The Health Actuarial Task Force at the National Association of Insurance Commissioners (NAIC), Kansas City, Mo., has included a copy of a report on the topic by actuaries in the Chicago office of Milliman Inc. in a packet of materials prepared for an upcoming task force meeting.
Frank Horn, chair of one arm of the task force, the Self-Insurance Subgroup, says in a memo that the Milliman stop-loss analysis may support the idea increasing the minimum levels of risk that small employers must keep when using stop-loss coverage.
Employers that self-insure often buy stop-loss insurance — insurance for group health plans — to limit their losses. A stop-loss program might include a “specific attachment point,” or per-employee deductible, and it might also include an “aggregate attachment point,” or whole-plan deductible.
Individual states regulate use of stop-loss insurance within their borders. The NAIC has no control over states’ stop-loss rules, but it has indirect influence over the rules through a Stop-Loss Insurance Model Act that was approved in 1995. Only 3 states — Minnesota, New Hampshire and Vermont — have adopted the Stop-Loss Insurance Model as a whole, and 18 other states have implemented related laws or regulations, according to the Milliman actuaries.
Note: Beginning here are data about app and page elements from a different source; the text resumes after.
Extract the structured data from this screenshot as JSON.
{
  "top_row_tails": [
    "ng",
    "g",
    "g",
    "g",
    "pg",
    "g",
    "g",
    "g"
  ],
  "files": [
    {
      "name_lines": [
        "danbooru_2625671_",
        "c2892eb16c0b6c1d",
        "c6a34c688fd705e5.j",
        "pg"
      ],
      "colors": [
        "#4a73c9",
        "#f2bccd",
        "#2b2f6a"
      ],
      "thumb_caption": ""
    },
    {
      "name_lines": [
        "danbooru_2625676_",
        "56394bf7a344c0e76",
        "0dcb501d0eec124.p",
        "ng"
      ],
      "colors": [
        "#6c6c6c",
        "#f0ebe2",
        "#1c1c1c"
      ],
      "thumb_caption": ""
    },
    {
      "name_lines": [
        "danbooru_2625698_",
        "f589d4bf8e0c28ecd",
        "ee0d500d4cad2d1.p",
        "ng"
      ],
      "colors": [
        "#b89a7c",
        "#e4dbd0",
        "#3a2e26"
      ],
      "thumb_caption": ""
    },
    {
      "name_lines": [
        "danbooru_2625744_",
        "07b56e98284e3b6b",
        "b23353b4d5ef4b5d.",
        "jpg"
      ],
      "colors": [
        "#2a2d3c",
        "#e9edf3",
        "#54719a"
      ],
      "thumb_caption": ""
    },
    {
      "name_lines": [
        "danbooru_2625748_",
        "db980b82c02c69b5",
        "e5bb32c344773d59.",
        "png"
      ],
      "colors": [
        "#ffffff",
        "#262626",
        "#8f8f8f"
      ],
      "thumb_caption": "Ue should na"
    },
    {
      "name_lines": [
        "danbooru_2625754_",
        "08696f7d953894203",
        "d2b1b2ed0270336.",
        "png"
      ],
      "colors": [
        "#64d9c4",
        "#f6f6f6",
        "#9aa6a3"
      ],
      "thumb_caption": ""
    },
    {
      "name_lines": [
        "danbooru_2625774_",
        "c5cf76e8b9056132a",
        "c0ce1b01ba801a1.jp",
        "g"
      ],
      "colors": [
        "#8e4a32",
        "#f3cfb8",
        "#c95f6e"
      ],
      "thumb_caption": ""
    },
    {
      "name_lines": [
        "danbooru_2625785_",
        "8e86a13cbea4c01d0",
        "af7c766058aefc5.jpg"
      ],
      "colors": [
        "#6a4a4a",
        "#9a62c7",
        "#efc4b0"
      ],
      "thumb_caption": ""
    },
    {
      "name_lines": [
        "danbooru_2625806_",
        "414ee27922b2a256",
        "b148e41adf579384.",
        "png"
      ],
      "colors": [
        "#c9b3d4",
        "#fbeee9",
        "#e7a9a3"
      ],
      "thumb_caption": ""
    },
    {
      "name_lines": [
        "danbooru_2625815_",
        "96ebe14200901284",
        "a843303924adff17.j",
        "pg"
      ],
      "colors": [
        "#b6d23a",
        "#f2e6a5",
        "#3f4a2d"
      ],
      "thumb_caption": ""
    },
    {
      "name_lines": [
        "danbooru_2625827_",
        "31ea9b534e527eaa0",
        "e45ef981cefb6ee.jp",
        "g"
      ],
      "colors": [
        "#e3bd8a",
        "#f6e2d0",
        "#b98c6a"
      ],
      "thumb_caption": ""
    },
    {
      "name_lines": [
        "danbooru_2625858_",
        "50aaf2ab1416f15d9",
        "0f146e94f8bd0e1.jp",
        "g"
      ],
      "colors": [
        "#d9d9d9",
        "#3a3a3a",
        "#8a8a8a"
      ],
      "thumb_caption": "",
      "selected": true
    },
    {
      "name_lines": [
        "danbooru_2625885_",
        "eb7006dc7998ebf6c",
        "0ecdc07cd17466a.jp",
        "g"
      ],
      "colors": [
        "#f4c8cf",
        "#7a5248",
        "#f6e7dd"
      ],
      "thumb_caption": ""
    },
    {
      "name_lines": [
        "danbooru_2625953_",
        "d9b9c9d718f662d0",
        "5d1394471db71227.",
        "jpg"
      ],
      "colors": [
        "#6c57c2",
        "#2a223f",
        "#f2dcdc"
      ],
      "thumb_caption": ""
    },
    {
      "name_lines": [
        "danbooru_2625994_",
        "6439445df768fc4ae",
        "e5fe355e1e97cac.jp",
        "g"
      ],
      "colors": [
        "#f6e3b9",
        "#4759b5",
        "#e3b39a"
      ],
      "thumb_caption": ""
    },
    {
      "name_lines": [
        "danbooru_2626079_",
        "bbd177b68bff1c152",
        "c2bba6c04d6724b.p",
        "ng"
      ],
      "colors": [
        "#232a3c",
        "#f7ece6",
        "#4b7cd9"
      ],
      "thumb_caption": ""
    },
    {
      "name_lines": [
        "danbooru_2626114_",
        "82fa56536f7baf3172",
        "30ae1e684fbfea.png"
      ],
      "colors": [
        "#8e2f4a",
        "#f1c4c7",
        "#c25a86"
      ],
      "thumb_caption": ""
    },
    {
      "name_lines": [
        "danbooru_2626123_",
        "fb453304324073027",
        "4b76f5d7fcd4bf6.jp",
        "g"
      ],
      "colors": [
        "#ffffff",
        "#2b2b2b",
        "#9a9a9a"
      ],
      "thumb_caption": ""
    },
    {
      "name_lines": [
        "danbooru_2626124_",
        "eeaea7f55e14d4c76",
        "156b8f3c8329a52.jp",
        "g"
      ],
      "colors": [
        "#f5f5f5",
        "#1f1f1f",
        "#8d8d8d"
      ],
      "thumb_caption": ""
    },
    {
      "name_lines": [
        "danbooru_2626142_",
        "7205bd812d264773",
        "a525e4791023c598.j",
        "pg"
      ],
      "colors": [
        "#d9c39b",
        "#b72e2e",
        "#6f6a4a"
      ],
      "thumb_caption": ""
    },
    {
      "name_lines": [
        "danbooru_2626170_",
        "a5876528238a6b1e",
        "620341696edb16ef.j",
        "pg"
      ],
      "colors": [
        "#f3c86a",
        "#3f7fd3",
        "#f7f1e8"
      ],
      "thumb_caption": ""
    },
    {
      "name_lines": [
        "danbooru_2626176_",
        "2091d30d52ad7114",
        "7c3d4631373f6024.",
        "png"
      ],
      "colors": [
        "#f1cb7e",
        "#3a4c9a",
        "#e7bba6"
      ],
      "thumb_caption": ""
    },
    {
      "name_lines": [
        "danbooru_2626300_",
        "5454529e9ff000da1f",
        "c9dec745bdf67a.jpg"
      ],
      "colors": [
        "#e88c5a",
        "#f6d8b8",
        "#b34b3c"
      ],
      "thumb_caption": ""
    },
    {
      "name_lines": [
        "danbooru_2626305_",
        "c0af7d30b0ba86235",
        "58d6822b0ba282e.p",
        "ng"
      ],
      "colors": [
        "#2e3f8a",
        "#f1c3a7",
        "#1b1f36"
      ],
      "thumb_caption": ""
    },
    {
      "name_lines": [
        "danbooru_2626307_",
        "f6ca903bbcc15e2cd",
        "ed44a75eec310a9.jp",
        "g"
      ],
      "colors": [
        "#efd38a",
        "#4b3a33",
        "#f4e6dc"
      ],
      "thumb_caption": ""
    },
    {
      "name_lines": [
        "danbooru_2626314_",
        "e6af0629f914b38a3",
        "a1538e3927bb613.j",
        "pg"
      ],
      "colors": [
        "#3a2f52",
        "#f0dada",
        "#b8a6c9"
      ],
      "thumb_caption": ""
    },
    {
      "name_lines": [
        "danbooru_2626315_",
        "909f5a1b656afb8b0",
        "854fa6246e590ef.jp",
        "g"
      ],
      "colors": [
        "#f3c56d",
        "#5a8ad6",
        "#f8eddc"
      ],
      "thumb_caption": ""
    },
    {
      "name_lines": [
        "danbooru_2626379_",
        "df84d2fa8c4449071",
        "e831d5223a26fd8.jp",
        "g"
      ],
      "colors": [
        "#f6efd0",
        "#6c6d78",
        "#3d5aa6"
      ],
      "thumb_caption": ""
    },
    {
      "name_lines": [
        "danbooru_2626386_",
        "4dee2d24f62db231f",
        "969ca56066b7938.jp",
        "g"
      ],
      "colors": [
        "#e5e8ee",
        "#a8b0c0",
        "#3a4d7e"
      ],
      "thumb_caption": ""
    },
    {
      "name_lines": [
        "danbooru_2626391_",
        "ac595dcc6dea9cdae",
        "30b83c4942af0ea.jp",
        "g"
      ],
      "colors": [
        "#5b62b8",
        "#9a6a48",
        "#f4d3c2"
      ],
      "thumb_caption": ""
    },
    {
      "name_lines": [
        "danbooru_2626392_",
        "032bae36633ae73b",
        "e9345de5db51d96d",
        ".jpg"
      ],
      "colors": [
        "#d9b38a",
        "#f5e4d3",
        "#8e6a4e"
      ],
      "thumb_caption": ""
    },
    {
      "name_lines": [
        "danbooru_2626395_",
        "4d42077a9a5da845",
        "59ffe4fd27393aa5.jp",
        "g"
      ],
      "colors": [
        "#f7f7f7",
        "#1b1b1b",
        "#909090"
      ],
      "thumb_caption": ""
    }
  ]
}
For an employer group with 50 or fewer people in it, the Self-Insurance Subgroup thinks the minimum recommended per-employee deductible should increase to $60,000, from $20,000 today, Horn says.
The subgroup thinks the recommended minimum whole-plan deductible should increase to $15,000 times the number of people in the plan, from $4,000 times the number of people in the plan today, Horn says.
The Employee Retirement Income Security Act (ERISA) has exempted self-insured plans from the state benefits requirements that apply to fully insured group health plans. The Patient Protection and Affordable Care Act of 2010 (PPACA) now exempts self-insured plans from having to meet many of the new PPACA requirements.
Some PPACA watchers have suggested that small employers may try to use self-insured plans and stop-loss programs with low attachment points to avoid having to comply with PPACA.